Frédéric's initial memory of the meeting with the young woman at the ruins is bathed in soft blue light against the night backdrop. Belle's Jennifer is beautiful, and with Rollin's imagery, she becomes memorable. The Belleville sequences are as Rollin describes them, and the introduction of the four female vampires donning shear fabric walking amongst their shadows are disorienting and intoxicating. Watching the beautiful young actresses, so full of life, playing the undead, like little children amidst the rubbled surroundings is a highlight. The Castel twins play two of the four vampires and again, Rollin falls in love with them. They have a wonderful sequence in a hospital. The Dieppe beach sequence is hampered by some awkward character compositions (perhaps from the hurried schedule and some hostility at the location?). Nonetheless, Belle captivates during this sequence and takes focus, despite the gorgeous natural scenery (which must have been extremely cold as Belle gives more than a few shivers).When the characters aren't speaking and delivering plot exposition, Lips of Blood shows Rollin's poetic ability with the camera. Rollin conceived his best story to match his superior visual talent. External problems with the production hampered his narrative, yet the imagery survives and is, again, powerful, beautiful, and surreal.
The quote from the first sentence, the parenthetical note in the fourth sentence, and the quote from the sixth sentence in the first paragraph are from Jean Rollin's essay on Lips of Blood from Virgins and Vampires, Crippled Publications, Germany, 1997, edited by Peter Blumenstock. All other objective facts from the first paragraph about the production are from Immoral Tales: European Sex & Horror Movies, 1956-1984 by Cathal Tohill and Pete Tombs. The final sentence quote of the second paragraph is from Rollin's essay from Virgins and Vampires, as are all facts and quotes from the third paragraph and the first quote in the fourth paragraph. The anecdote about the Dieppe location and the block quote are from Immoral Tales.
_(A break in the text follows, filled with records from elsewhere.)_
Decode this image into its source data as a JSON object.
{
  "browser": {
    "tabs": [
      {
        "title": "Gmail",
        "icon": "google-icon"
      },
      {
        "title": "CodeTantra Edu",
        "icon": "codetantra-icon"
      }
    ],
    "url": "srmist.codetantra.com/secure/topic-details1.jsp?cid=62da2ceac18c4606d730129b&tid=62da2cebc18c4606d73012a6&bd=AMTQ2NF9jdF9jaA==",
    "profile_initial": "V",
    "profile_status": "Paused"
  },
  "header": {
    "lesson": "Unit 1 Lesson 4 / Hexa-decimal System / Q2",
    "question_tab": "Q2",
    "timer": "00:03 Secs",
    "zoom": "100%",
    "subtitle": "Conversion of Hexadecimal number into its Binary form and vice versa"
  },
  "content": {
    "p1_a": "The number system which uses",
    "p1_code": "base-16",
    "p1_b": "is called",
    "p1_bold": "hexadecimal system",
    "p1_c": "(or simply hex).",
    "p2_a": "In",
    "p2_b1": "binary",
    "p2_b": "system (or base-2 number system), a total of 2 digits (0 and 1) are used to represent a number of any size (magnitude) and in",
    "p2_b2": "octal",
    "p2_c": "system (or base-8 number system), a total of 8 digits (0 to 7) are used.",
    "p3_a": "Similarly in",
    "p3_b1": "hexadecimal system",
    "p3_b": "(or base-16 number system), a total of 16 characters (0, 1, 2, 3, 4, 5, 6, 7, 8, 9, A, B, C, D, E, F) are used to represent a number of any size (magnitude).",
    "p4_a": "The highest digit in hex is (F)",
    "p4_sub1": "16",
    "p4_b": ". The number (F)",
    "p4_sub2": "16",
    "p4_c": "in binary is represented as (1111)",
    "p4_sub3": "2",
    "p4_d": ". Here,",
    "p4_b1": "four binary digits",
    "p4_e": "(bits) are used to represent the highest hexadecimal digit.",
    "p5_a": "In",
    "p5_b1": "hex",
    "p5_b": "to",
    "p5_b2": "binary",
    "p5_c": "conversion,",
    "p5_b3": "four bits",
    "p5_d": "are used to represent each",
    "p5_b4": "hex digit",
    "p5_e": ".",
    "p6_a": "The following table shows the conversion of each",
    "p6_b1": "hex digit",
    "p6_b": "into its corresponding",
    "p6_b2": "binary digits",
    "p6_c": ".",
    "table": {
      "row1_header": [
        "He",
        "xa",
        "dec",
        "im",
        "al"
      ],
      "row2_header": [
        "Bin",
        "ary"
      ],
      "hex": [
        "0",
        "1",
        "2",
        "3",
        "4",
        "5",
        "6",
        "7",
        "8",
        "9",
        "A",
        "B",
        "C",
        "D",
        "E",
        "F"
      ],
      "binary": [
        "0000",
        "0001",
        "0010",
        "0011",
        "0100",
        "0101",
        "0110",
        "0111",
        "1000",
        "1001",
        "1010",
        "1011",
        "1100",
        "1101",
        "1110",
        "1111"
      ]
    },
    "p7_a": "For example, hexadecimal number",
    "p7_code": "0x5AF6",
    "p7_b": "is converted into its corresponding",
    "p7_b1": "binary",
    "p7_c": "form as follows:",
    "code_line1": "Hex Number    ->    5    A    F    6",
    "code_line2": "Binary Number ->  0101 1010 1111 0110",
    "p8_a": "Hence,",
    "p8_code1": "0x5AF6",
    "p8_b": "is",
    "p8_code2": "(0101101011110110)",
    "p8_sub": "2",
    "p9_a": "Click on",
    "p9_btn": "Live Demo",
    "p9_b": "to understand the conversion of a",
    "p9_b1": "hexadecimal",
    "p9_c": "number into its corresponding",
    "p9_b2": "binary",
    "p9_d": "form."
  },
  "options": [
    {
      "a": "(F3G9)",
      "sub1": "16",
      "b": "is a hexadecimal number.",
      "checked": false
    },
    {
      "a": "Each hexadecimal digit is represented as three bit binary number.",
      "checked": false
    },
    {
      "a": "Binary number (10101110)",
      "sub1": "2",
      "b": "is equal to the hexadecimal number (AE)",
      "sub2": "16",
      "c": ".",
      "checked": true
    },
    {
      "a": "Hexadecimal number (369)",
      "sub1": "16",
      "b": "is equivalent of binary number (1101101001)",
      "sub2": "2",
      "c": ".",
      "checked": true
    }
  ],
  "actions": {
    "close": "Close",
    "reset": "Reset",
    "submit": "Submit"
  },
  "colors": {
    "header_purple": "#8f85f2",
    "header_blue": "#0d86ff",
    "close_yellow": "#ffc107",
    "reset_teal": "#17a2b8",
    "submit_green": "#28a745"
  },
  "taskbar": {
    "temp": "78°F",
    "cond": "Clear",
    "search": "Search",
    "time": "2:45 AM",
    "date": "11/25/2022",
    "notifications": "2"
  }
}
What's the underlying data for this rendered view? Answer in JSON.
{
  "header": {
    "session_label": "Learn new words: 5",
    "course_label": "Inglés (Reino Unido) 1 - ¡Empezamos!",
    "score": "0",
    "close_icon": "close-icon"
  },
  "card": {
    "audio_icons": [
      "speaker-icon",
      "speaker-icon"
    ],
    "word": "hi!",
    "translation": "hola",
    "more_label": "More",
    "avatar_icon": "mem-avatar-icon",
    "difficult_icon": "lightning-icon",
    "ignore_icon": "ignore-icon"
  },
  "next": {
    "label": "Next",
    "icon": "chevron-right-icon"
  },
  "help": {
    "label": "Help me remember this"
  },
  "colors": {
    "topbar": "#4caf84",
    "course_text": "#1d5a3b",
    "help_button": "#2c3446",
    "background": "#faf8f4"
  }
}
1 comment:

Mr.LargePackage said...

Interesting review, Hans. When are you going to do a review of disturbing behavior? That film has nostalgia value for me. And that is large and in charge.